In the regions where inflation ends, Universes like our own are born. How big are they truly? We have only lower limits. But what about the regions in between them, where inflation hasn’t yet ended?

Until inflation does actually end, space keeps expanding exponentially! Which means that — when our Universe was born — the regions outside of it, where inflation didn’t end, kept expanding exponentially, and created tremendously more space in between the Universe we live in and any other “Big Bangs” that had occurred in other regions of space!

Image credit: Max Tegmark / Scientific American, by Alfred T. Kamajian.

So it’s a race: the race for inflation to end and give rise to matter-and-radiation-filled regions of space, fighting against the race for the inflating regions in between the places where it ends to keep expanding exponentially.

If inflation ends quickly enough, these different Universes all find each other and take over, and no place would still be inflating today. On the other hand, if inflation doesn’t end quickly enough, no two Universes will ever find one another, and new ones will be spawned for all eternity as there will continue to be some regions of space that inflate forever.

Observationally, we can’t know for sure which one we have. But if we know the laws of physics — the laws that govern the observable Universe — we can apply them to the parts of the Universe we can’t observe, and learn what they predict.

Image credit: me.

And even though they predict that inflation will end in an arbitrarily large number of regions, creating an arbitrary number of matter-and-radiation-filled Universes like our own, all working models of inflation that agree with our observations come to the same conclusion: inflation lasts an eternity.

And therefore, space is filled with a huge (possibly not infinite, but we’re talking 10^10^(large number) here) number of regions that are not connected to one another, that consist of Universes much larger than our own, observable Universe. In other words, we have every reason to believe that we live in a Multiverse, not just a Universe.

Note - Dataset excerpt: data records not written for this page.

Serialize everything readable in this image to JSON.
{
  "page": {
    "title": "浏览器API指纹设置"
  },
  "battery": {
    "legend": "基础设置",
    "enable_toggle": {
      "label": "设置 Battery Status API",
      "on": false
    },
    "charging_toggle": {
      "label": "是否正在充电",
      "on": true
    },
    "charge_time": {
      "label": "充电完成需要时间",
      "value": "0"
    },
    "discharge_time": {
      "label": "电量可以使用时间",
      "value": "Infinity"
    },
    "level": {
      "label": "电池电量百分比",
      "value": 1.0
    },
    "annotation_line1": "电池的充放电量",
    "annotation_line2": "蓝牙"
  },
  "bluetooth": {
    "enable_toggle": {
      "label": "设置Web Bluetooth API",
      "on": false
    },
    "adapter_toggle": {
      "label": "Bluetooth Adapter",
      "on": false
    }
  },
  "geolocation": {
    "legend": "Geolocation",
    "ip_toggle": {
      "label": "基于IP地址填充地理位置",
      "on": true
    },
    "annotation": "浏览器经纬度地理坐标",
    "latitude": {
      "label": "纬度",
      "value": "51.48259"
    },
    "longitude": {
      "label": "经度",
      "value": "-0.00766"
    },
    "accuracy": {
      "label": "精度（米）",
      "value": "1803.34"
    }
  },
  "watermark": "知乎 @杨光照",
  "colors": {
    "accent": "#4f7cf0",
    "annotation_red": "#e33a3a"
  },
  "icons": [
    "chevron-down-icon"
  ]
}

Image credit: NASA, ESA, R. Windhorst, S. Cohen, and M. Mechtley (ASU), R. O’Connell (UVa), P. McCarthy (Carnegie Obs), N. Hathi (UC Riverside), R. Ryan (UC Davis), & H. Yan (tOSU).

This means that our observable Universe, as magnificent and large as it is, is only a tiny fraction of just one Universe in our vast Multiverse, whose true size and scope is not only unknown to us, but potentially unknowable. We have no ideas at the present time how to gain information about something that leaves no imprint or information in our observable Universe, and therefore we don’t know how to learn about it.

Travel the Universe with astrophysicist Ethan Siegel. Subscribers will get the newsletter every Saturday. All aboard!

So, at present for the Multiverse, all we have are possibilities, and some wild speculations.

Image credit: Moonrunner Design, via

Whether these Universes are similar or different to our own, whether they have the same physical laws and properties, whether they have the same fundamental constants, particles and interactions, we do not know.

And at the same time, our very best laws of nature tell us that this is reality: we are a tiny fraction of our observable Universe, which is a tiny bit of the unobservable Universe, which is just one of a tremendous number of Universes in a multiverse that’s constantly generating new ones, and has been for billions of years. And that’s the Multiverse we live in, to the best of our knowledge!

Questions? Comments? Weigh in at the Starts With A Bang forum on Scienceblogs.


Up Next